A dedicated antiquarian, Hargrove spent much of his spare time collecting evidence of excavated Roman and medieval occupation. Around the time no. 66 Bootham was being built, Hargrove gave his whole collection of fragments to the Yorkshire Philosophical Society for display in their new museum, in what we know today as Museum Gardens.
Within the porch the four panel front door is flanked by side lights and above the door is a two-pane borrowed light panel. Either side of the entrance you’ll see two large bay windows with large sashes with thin section ‘lamb’s tongue’ glazing bars.
Internally, some of the original fireplaces survive along with the elegant, cantilevered stone staircase rising in a curve to the second floor. The balustrades are square iron rods topped by a shaped wooden handrail and at first floor level a domed niche is the setting for a plaster statue of the Greek goddess Persephone holding a pomegranate in her left hand. She and the seed-filled fruit symbolise regeneration of nature when the abducted goddess was allowed by her husband, Hades, to return to the Earth’s surface for four months every year.
As well as an intense interest in archaeology, Hargrove’s most enduring and important legacy was to write and publish a two-volume history of York in 1818. His original intention had been to reprint Francis Drake’s famous Eboracum published in 1730, but it proved too difficult.

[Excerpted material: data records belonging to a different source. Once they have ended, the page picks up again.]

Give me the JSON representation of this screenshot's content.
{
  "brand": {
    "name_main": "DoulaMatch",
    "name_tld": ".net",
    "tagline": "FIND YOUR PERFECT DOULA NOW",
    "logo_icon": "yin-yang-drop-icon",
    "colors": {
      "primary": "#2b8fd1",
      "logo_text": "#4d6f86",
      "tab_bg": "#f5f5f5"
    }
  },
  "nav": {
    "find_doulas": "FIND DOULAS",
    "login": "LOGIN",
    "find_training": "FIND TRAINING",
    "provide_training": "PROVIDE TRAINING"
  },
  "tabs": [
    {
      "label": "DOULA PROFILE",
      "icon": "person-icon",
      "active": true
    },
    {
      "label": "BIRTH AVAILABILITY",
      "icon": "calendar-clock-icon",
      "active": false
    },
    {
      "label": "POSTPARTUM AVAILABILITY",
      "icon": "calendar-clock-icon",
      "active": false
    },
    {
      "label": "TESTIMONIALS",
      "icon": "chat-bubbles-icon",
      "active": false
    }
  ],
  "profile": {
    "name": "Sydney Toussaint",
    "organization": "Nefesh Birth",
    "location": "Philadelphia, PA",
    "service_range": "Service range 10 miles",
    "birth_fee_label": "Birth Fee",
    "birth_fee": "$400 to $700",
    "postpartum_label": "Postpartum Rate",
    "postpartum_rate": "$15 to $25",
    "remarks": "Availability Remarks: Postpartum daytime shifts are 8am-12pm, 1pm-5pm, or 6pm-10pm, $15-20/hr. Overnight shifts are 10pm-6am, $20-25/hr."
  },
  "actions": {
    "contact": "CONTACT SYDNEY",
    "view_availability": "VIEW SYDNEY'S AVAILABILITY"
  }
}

As a result he reproduced the body of Drake’s text in volume I and in volume II introduced The Strangers’ Guide to York, possibly the first comprehensive walking guide of the city. Full of observation and description, Hargrove also included a coloured map drawn by Henry Cave in around 1815.
Itself a fascinating historical record, Cave’s map illustrates the layout of York before any major 19th century streetscape interventions. The creation of St. Leonards Place, for example, linking Bootham with Blake Street had not yet been started. The significant development of the Manor Yard for the Yorkshire Philosophical Society had not yet taken place, nor the demolition of the barbicans at Bootham, Micklegate and Monk Bar. There is no sign of the creation of Parliament Street that linked Thursday Market with the markets held in Pavement. Also absent is the advent of the railway at Toft Green and new developments in the ancient Priory Gardens near Micklegate Bar.
In 1842 Hargrove reprised his Strangers’ Guide to York as an illustrated pocket version, which proved to be hugely popular and much copied in later years.
In 1881 the Census lists the occupant as Frederick Sydney Morris and family, a Unitarian Minister at St Saviourgate Chapel. By 1891, and throughout the 20th century, the townhouse was the residence of Professor William Barnby and family. Barnby was Professor of Music at the Wilberforce School for the Blind at King's Manor. The garages were added in the 1930s, replacing earlier outbuildings. In the latter part of the 20th century the building was occupied by a dental practice.

The Trust acquired no. 66 Bootham in 2004 when it became the home of the British Council for Archaeology. Today, the Council have their offices at another Trust building De Grey House, and no. 66 Bootham still serves the people of York, leased to Blake House it is available as work space and serviced offices.

Discover more about no. 66 Bootham

St Mary's House
66 Bootham
YO31 7BZ

Historic England Grade ll listed building

Discover more about York’s archaeological heritage and a ground-breaking, world famous dig from another 19th century York antiquarian Charles Wellbeloved who lived at Middleton House.

The statue of the Goddess Persephone.

Promotional leaflet for William Hargrove's book in two volumes.

Henry Cave's map or York from around 1815. Image courtesy of Peter Brown.